• [WHAT THE TASK REQUIRES]:
Work through the records below and copy every line that includes "region".

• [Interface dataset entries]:
====
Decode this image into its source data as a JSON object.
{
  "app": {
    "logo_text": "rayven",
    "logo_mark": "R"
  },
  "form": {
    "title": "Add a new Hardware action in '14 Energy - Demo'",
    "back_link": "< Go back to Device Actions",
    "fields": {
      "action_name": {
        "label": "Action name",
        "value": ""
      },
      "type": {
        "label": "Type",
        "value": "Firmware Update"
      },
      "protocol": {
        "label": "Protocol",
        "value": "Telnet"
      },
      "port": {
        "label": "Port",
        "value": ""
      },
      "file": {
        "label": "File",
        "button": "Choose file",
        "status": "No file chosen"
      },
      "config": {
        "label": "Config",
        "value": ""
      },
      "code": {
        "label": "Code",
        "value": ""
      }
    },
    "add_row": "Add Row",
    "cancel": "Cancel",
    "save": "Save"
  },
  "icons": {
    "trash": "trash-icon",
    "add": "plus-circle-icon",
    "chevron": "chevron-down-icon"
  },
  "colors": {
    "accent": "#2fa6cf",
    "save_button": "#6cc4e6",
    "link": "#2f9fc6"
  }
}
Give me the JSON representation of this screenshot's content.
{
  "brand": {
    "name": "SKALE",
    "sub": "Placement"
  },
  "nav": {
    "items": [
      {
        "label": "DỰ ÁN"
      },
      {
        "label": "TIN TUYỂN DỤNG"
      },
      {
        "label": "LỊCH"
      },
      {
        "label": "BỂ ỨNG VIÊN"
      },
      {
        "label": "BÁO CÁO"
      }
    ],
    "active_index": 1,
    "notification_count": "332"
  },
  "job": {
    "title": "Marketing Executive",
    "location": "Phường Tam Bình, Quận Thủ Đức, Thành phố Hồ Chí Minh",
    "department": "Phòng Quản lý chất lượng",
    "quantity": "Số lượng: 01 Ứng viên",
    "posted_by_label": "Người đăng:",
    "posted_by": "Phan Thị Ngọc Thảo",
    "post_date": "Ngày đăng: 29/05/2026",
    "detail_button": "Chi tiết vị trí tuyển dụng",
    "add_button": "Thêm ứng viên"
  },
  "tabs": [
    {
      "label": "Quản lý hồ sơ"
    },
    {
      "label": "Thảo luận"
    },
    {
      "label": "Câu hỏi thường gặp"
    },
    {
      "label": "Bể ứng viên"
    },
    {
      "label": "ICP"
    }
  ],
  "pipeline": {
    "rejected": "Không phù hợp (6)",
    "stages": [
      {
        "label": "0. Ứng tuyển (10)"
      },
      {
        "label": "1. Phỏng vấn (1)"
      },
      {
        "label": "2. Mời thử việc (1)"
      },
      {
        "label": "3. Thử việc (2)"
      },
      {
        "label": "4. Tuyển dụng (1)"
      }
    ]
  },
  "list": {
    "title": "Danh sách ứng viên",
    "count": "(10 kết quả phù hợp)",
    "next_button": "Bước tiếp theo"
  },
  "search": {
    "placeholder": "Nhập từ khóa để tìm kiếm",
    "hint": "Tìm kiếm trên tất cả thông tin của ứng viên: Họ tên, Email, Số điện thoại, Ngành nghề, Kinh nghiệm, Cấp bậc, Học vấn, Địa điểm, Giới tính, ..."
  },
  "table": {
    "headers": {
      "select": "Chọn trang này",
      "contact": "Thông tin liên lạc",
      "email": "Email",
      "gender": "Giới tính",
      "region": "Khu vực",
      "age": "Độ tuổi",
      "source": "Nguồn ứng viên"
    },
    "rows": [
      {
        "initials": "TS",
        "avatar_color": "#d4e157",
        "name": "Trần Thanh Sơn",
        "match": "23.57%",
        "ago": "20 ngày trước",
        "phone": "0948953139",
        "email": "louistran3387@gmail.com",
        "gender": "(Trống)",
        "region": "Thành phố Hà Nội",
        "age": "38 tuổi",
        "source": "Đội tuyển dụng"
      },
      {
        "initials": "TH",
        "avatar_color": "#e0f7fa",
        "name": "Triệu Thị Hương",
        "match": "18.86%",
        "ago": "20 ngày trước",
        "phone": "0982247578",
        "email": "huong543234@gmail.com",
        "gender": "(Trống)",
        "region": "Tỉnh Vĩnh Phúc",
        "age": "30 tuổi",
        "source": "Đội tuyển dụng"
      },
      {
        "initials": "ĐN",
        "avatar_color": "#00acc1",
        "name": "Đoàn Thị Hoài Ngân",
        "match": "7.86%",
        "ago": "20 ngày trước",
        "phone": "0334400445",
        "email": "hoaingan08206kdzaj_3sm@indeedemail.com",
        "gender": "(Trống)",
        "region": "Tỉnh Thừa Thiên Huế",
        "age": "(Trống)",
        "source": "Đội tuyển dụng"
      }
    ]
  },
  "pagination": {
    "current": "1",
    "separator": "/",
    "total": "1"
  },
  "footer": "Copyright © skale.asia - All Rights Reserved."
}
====
• [REPLY TO THE EXERCISE]:
      "region": "Khu vực",
        "region": "Thành phố Hà Nội",
        "region": "Tỉnh Vĩnh Phúc",
        "region": "Tỉnh Thừa Thiên Huế",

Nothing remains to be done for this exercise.